* **What is being asked**
Drop every picture and give the entries back exactly.

* **Study material**
━━━━━━━━━━━━━━━━━━━━━━━━━━━━━━
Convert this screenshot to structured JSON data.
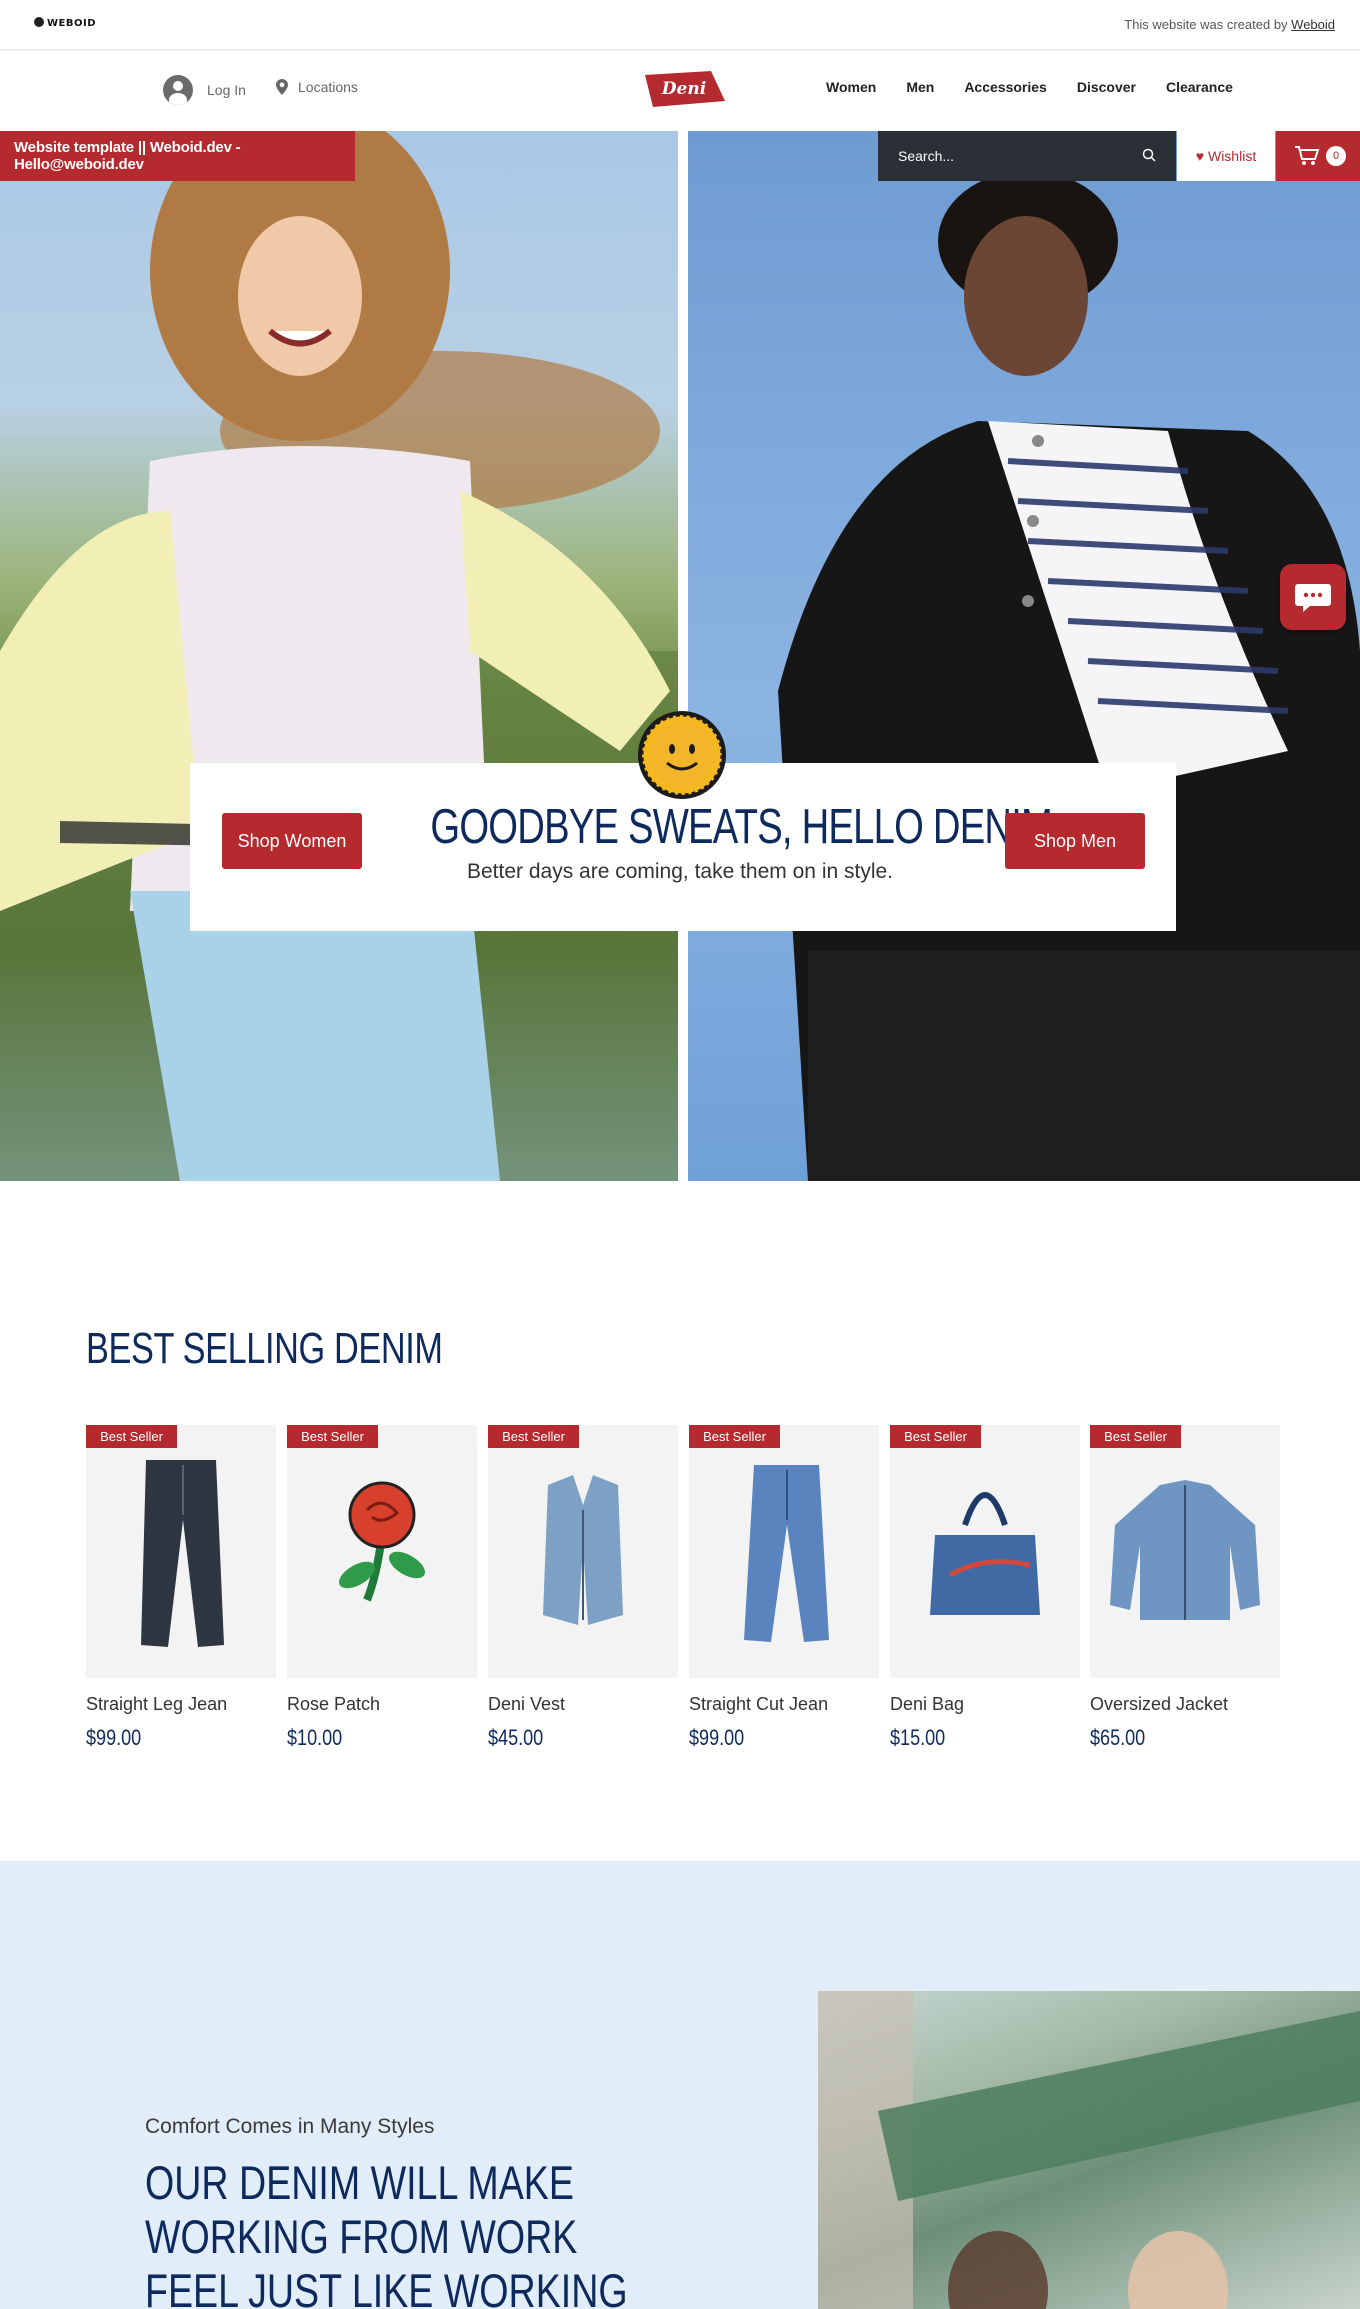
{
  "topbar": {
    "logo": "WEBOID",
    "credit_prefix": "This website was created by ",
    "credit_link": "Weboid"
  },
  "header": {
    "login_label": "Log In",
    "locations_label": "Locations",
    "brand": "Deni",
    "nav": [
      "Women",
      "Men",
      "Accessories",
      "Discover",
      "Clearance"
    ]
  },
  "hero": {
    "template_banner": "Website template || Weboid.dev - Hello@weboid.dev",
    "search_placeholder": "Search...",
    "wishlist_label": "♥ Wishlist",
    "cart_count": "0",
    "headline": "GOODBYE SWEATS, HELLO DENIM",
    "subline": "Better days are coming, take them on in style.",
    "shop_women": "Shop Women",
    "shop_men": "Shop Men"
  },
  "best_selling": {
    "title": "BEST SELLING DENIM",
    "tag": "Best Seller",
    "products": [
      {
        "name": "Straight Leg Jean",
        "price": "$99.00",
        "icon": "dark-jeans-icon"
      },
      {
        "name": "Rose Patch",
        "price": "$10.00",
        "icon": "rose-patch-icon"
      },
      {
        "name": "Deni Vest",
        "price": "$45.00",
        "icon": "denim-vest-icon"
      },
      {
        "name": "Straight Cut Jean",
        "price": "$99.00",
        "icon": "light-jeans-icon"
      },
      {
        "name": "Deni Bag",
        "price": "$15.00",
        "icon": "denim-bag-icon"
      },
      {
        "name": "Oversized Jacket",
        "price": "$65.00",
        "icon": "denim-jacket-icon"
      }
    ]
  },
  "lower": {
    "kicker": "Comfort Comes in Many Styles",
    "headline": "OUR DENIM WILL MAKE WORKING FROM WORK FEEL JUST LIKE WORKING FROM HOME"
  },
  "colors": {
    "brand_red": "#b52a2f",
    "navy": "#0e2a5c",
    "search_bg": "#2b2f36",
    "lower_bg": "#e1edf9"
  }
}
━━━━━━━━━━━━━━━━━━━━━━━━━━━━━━
* **The answer**
Convert this screenshot to structured JSON data.
{
  "topbar": {
    "logo": "WEBOID",
    "credit_prefix": "This website was created by ",
    "credit_link": "Weboid"
  },
  "header": {
    "login_label": "Log In",
    "locations_label": "Locations",
    "brand": "Deni",
    "nav": [
      "Women",
      "Men",
      "Accessories",
      "Discover",
      "Clearance"
    ]
  },
  "hero": {
    "template_banner": "Website template || Weboid.dev - Hello@weboid.dev",
    "search_placeholder": "Search...",
    "wishlist_label": "♥ Wishlist",
    "cart_count": "0",
    "headline": "GOODBYE SWEATS, HELLO DENIM",
    "subline": "Better days are coming, take them on in style.",
    "shop_women": "Shop Women",
    "shop_men": "Shop Men"
  },
  "best_selling": {
    "title": "BEST SELLING DENIM",
    "tag": "Best Seller",
    "products": [
      {
        "name": "Straight Leg Jean",
        "price": "$99.00",
        "icon": "dark-jeans-icon"
      },
      {
        "name": "Rose Patch",
        "price": "$10.00",
        "icon": "rose-patch-icon"
      },
      {
        "name": "Deni Vest",
        "price": "$45.00",
        "icon": "denim-vest-icon"
      },
      {
        "name": "Straight Cut Jean",
        "price": "$99.00",
        "icon": "light-jeans-icon"
      },
      {
        "name": "Deni Bag",
        "price": "$15.00",
        "icon": "denim-bag-icon"
      },
      {
        "name": "Oversized Jacket",
        "price": "$65.00",
        "icon": "denim-jacket-icon"
      }
    ]
  },
  "lower": {
    "kicker": "Comfort Comes in Many Styles",
    "headline": "OUR DENIM WILL MAKE WORKING FROM WORK FEEL JUST LIKE WORKING FROM HOME"
  },
  "colors": {
    "brand_red": "#b52a2f",
    "navy": "#0e2a5c",
    "search_bg": "#2b2f36",
    "lower_bg": "#e1edf9"
  }
}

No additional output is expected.